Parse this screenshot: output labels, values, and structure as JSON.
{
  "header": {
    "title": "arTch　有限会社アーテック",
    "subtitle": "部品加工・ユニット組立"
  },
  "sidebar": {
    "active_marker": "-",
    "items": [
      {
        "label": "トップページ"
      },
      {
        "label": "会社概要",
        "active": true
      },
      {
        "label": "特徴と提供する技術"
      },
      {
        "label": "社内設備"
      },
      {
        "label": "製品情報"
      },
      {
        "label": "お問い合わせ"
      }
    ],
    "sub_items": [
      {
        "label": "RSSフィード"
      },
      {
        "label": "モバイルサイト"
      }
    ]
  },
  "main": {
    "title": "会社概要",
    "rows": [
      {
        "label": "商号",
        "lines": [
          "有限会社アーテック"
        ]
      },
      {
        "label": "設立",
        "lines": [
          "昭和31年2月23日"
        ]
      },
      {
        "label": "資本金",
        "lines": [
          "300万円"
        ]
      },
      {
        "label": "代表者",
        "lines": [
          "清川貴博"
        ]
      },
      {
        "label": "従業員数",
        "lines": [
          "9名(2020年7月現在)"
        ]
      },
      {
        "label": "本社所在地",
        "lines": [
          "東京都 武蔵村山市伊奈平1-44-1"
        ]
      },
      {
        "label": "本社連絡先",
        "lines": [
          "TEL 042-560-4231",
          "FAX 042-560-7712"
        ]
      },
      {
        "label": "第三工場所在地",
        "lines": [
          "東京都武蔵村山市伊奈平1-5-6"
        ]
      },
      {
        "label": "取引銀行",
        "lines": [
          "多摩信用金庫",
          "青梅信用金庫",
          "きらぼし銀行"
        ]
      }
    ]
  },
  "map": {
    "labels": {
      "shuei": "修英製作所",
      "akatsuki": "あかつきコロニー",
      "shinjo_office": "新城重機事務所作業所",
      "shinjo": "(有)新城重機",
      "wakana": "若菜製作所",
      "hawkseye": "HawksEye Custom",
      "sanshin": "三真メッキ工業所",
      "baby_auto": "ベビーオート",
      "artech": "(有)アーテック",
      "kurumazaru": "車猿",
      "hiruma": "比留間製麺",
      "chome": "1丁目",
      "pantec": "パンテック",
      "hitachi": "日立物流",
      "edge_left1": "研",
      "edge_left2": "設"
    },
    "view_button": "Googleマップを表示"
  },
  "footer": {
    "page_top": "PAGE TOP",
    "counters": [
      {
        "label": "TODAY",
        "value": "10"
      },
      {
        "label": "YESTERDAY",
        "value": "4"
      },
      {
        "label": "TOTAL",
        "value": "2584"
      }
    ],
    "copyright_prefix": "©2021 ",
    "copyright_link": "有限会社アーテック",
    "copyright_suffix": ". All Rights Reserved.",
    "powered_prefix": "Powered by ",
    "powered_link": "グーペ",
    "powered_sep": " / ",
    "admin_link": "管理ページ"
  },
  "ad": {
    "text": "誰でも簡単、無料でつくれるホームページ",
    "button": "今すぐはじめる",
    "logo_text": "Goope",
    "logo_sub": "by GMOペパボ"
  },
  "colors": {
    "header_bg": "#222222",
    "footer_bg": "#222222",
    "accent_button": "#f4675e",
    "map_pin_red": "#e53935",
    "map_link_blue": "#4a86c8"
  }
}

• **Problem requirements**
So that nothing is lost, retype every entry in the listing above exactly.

• **Completed task**
Parse this screenshot: output labels, values, and structure as JSON.
{
  "header": {
    "title": "arTch　有限会社アーテック",
    "subtitle": "部品加工・ユニット組立"
  },
  "sidebar": {
    "active_marker": "-",
    "items": [
      {
        "label": "トップページ"
      },
      {
        "label": "会社概要",
        "active": true
      },
      {
        "label": "特徴と提供する技術"
      },
      {
        "label": "社内設備"
      },
      {
        "label": "製品情報"
      },
      {
        "label": "お問い合わせ"
      }
    ],
    "sub_items": [
      {
        "label": "RSSフィード"
      },
      {
        "label": "モバイルサイト"
      }
    ]
  },
  "main": {
    "title": "会社概要",
    "rows": [
      {
        "label": "商号",
        "lines": [
          "有限会社アーテック"
        ]
      },
      {
        "label": "設立",
        "lines": [
          "昭和31年2月23日"
        ]
      },
      {
        "label": "資本金",
        "lines": [
          "300万円"
        ]
      },
      {
        "label": "代表者",
        "lines": [
          "清川貴博"
        ]
      },
      {
        "label": "従業員数",
        "lines": [
          "9名(2020年7月現在)"
        ]
      },
      {
        "label": "本社所在地",
        "lines": [
          "東京都 武蔵村山市伊奈平1-44-1"
        ]
      },
      {
        "label": "本社連絡先",
        "lines": [
          "TEL 042-560-4231",
          "FAX 042-560-7712"
        ]
      },
      {
        "label": "第三工場所在地",
        "lines": [
          "東京都武蔵村山市伊奈平1-5-6"
        ]
      },
      {
        "label": "取引銀行",
        "lines": [
          "多摩信用金庫",
          "青梅信用金庫",
          "きらぼし銀行"
        ]
      }
    ]
  },
  "map": {
    "labels": {
      "shuei": "修英製作所",
      "akatsuki": "あかつきコロニー",
      "shinjo_office": "新城重機事務所作業所",
      "shinjo": "(有)新城重機",
      "wakana": "若菜製作所",
      "hawkseye": "HawksEye Custom",
      "sanshin": "三真メッキ工業所",
      "baby_auto": "ベビーオート",
      "artech": "(有)アーテック",
      "kurumazaru": "車猿",
      "hiruma": "比留間製麺",
      "chome": "1丁目",
      "pantec": "パンテック",
      "hitachi": "日立物流",
      "edge_left1": "研",
      "edge_left2": "設"
    },
    "view_button": "Googleマップを表示"
  },
  "footer": {
    "page_top": "PAGE TOP",
    "counters": [
      {
        "label": "TODAY",
        "value": "10"
      },
      {
        "label": "YESTERDAY",
        "value": "4"
      },
      {
        "label": "TOTAL",
        "value": "2584"
      }
    ],
    "copyright_prefix": "©2021 ",
    "copyright_link": "有限会社アーテック",
    "copyright_suffix": ". All Rights Reserved.",
    "powered_prefix": "Powered by ",
    "powered_link": "グーペ",
    "powered_sep": " / ",
    "admin_link": "管理ページ"
  },
  "ad": {
    "text": "誰でも簡単、無料でつくれるホームページ",
    "button": "今すぐはじめる",
    "logo_text": "Goope",
    "logo_sub": "by GMOペパボ"
  },
  "colors": {
    "header_bg": "#222222",
    "footer_bg": "#222222",
    "accent_button": "#f4675e",
    "map_pin_red": "#e53935",
    "map_link_blue": "#4a86c8"
  }
}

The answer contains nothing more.